  • Versatile
  • Pockets
  • Any Price Point

Cons of Standard PFDs

  • Bulk
  • Hot

Inflatables are a relatively new item on the market compared to the standard models. They can be labeled as a Type 3 or a Type 5 depending on their design. Inflatables come in two styles, manual and automatic. Manual inflatables are just that. The wearer manually inflates the vest by pulling on a cord, which ten activates a C02 gas cartridge. The automatic model inflates when it is submerged in water.

Pros of Inflatables

  • Comfortable/Less Bulk
  • Cool

Cons of Inflatables

  • Not inherently Buoyant. They must be inflated and if you are injured or rendered unconscious, that could be a problem.
  • Requires Maintenance/Replacement of Cartridges
  • Not for Everyone, not necessarily good for all sports, where standard PFDs are interchangeable
  • Can be Pricey

Hybrid PFDs – These are a combo of standard and inflatable. You get the best of both worlds, but you are going to pay for it.

Get The Right Size

You want to make sure you get the right size. Adult Life Jackets and Vests are sized by your chest measurement not your weight. Now, if you are built like me and are a little larger in that area, it definitely makes a difference when you start shopping. Generally speaking, your larger department type stores are not going to carry gender specific jackets and vests. Most are going to be unisex and for a larger busted women, that is a challenge.

So, to get the right size, measure your chest at it’s broadest point. Then use that number along with the manufacturers size recommendations. Also, try them on. Let’s face it. How many one size fits all things really do?

Tips for getting the right fit

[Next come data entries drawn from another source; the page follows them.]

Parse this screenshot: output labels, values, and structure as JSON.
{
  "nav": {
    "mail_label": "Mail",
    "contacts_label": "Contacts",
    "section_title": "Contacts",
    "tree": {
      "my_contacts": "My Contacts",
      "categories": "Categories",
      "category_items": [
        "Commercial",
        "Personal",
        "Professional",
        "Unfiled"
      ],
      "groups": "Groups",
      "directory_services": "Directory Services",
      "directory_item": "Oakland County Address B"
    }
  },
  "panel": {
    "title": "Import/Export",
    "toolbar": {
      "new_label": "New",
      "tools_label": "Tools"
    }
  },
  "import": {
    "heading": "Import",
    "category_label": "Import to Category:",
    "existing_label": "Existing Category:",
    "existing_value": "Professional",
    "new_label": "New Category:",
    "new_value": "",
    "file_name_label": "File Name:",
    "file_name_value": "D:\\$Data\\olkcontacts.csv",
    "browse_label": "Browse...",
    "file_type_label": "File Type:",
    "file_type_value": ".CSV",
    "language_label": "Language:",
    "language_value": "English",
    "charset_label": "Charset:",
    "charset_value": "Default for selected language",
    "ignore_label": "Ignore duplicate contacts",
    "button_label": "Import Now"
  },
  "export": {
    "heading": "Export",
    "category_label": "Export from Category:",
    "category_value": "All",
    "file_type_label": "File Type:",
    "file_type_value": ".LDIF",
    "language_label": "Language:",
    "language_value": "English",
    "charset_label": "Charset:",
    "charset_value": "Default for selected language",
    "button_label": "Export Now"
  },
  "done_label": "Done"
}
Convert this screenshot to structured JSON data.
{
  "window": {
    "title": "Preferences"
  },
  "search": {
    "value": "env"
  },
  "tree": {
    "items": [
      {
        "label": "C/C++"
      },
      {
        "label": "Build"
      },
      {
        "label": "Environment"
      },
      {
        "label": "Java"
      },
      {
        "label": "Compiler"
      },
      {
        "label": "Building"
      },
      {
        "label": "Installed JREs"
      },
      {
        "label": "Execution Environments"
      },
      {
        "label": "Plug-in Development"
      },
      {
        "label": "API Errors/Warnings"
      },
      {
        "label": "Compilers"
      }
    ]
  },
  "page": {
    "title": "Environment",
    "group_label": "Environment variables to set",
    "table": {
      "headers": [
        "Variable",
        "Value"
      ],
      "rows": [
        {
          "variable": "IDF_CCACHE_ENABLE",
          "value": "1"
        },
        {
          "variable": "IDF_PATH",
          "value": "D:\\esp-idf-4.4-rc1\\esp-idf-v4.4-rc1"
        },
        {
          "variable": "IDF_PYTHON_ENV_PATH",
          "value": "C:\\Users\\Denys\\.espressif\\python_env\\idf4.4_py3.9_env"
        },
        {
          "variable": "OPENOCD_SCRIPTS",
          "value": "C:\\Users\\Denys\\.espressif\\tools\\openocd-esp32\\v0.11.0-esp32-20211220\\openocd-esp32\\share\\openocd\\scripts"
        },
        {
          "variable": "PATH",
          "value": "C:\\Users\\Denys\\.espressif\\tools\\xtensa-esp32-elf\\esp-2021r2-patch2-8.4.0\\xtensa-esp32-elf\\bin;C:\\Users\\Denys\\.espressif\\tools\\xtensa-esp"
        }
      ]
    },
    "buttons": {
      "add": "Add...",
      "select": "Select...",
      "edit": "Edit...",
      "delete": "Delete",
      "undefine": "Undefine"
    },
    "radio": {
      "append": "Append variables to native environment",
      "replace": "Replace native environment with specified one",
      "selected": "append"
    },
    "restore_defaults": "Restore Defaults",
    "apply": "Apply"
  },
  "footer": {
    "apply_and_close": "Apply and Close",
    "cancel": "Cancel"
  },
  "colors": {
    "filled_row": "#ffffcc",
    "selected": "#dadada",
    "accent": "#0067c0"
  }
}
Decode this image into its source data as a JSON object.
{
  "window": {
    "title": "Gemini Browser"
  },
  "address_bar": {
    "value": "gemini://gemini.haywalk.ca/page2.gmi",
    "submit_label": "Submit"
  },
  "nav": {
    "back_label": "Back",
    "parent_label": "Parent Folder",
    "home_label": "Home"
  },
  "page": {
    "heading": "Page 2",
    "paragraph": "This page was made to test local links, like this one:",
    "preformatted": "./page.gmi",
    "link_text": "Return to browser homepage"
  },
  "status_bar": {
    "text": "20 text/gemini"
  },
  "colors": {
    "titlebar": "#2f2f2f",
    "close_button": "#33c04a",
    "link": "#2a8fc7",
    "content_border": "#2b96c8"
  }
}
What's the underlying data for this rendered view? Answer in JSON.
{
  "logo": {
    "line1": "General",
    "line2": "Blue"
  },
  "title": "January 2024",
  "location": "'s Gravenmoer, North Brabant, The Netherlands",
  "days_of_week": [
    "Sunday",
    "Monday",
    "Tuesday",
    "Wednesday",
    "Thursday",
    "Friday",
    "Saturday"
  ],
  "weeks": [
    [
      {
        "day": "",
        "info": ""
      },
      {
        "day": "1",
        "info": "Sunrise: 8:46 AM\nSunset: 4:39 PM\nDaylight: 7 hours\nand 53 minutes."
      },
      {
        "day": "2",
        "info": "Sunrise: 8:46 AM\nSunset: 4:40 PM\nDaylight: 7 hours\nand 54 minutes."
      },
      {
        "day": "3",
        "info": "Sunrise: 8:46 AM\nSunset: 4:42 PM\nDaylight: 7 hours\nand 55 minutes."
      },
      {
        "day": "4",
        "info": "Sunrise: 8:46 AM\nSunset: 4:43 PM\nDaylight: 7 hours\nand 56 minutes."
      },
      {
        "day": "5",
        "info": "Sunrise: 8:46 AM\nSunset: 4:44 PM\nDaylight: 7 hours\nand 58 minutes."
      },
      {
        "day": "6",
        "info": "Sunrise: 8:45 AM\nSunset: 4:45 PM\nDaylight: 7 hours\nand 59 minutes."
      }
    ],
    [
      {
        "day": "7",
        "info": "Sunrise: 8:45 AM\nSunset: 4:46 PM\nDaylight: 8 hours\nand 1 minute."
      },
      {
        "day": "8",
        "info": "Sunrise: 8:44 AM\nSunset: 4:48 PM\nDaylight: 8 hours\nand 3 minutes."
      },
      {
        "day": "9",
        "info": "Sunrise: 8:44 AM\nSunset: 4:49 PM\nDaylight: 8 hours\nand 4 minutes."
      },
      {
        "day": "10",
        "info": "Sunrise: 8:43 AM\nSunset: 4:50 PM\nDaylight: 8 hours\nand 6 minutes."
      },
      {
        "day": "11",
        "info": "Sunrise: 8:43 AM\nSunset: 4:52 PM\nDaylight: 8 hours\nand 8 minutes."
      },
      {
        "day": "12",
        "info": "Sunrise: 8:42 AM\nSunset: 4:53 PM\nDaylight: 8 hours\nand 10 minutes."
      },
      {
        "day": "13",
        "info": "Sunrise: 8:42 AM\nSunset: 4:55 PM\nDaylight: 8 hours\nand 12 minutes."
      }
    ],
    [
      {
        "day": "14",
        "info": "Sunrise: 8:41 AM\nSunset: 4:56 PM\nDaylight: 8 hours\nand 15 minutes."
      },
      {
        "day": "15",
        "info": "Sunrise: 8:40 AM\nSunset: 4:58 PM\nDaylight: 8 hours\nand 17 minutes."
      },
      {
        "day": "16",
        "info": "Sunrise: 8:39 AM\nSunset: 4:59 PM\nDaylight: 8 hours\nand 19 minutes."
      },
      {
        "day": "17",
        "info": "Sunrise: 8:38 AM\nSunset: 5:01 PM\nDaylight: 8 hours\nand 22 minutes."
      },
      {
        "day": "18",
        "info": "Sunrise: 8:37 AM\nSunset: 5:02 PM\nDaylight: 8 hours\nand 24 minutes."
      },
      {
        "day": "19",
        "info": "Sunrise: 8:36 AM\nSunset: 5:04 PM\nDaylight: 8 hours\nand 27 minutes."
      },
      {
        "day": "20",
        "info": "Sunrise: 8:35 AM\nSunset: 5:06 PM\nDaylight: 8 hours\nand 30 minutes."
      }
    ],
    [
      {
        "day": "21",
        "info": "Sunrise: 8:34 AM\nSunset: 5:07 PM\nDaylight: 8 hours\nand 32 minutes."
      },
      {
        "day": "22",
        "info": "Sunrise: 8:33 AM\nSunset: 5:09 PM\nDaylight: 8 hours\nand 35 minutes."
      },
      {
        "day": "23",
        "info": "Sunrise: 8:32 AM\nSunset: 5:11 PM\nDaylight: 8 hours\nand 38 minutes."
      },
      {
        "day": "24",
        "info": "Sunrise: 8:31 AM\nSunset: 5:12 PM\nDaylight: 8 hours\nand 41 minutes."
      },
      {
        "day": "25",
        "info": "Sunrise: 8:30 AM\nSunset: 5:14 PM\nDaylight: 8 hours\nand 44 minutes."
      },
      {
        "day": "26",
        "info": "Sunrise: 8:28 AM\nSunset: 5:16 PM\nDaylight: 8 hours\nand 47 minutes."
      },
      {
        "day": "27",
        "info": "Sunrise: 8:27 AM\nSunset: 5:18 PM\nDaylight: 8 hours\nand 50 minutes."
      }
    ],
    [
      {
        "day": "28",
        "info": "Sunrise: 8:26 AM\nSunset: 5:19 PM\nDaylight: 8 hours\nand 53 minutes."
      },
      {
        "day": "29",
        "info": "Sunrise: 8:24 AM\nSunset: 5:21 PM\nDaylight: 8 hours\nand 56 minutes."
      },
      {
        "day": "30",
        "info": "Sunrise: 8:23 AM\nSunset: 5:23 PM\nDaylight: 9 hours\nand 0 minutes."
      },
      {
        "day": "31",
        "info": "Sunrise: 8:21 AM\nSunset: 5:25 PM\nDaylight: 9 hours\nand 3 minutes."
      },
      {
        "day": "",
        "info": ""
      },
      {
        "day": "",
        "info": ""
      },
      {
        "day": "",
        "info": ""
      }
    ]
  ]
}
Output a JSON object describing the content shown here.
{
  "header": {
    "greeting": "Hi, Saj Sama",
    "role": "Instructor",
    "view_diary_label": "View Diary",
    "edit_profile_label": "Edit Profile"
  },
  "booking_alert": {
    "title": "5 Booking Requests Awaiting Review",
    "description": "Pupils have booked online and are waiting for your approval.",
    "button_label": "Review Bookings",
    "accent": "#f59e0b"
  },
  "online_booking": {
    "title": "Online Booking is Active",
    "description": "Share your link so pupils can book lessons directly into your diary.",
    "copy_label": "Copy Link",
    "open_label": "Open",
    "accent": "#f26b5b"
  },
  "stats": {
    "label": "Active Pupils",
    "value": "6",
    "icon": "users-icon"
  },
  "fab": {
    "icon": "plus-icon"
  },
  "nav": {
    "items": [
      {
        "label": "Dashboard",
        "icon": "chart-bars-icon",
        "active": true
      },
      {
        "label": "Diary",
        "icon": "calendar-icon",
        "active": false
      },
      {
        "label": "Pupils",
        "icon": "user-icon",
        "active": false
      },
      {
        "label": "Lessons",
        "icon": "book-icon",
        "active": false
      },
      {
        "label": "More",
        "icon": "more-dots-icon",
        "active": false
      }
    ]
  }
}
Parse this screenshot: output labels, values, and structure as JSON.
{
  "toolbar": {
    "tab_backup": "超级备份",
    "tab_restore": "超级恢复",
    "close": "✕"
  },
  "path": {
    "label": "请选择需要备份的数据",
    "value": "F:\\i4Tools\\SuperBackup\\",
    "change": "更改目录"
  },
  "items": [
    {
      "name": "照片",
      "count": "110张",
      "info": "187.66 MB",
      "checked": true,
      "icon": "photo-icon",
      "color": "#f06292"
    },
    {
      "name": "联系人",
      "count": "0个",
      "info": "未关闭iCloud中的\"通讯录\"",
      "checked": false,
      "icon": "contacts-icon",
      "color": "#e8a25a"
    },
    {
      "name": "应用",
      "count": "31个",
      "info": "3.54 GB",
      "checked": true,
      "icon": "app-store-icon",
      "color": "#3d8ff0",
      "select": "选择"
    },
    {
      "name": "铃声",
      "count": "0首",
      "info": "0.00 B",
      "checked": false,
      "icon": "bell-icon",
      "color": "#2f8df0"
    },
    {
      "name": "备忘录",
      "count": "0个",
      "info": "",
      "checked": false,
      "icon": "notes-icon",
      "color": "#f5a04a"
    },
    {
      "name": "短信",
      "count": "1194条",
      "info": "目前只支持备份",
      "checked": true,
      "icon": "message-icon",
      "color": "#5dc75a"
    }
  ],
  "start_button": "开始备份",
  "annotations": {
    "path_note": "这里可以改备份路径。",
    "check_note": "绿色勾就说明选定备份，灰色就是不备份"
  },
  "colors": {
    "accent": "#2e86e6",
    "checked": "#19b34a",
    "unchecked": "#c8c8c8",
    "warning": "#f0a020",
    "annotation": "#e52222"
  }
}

  • Wear the clothing you would normally wear when kayaking or eat least of similar material when shopping.
  • Try them on, tighten them up and mimic the movements you would be doing. Try paddling, twisting, sitting down on the floor if necessary.
  • Think about adjustments. The more straps, the more you can make.
  • Again, look for gender specific. Unisex may not fit as well. Ladies, remember we tend to have extra baggage and bumps. Just saying.

Test the fit

Once you have the PFD on, tighten everything up from the bottom to the shoulders, in that order. Then have someone pull up on the shoulder straps. The body of the PFD should not move. If it comes up around your chin, it’s not right. It should fit like a great pair of gloves, snug but comfortable. You do not want it slipping around causing chaffing.

Child sizing is a bit different. Just to touch on this a bit, children PFDs are sized by their weight. A typical guideline that I found in my research is this.

  • Infants – 8-30lbs
  • Child – 30-50lbs
  • Youth – 50-90lbs

Safety First!

No matter what water activity you are embarking on, safety should come first. I hope that the information that I have provided will help you make an informed decision about the right PDF for you. I would love to know how your journey is going and if you have anything to add to this, leave me a comment below.

Thanks for taking the time to read and spend some time with me.

Until next time!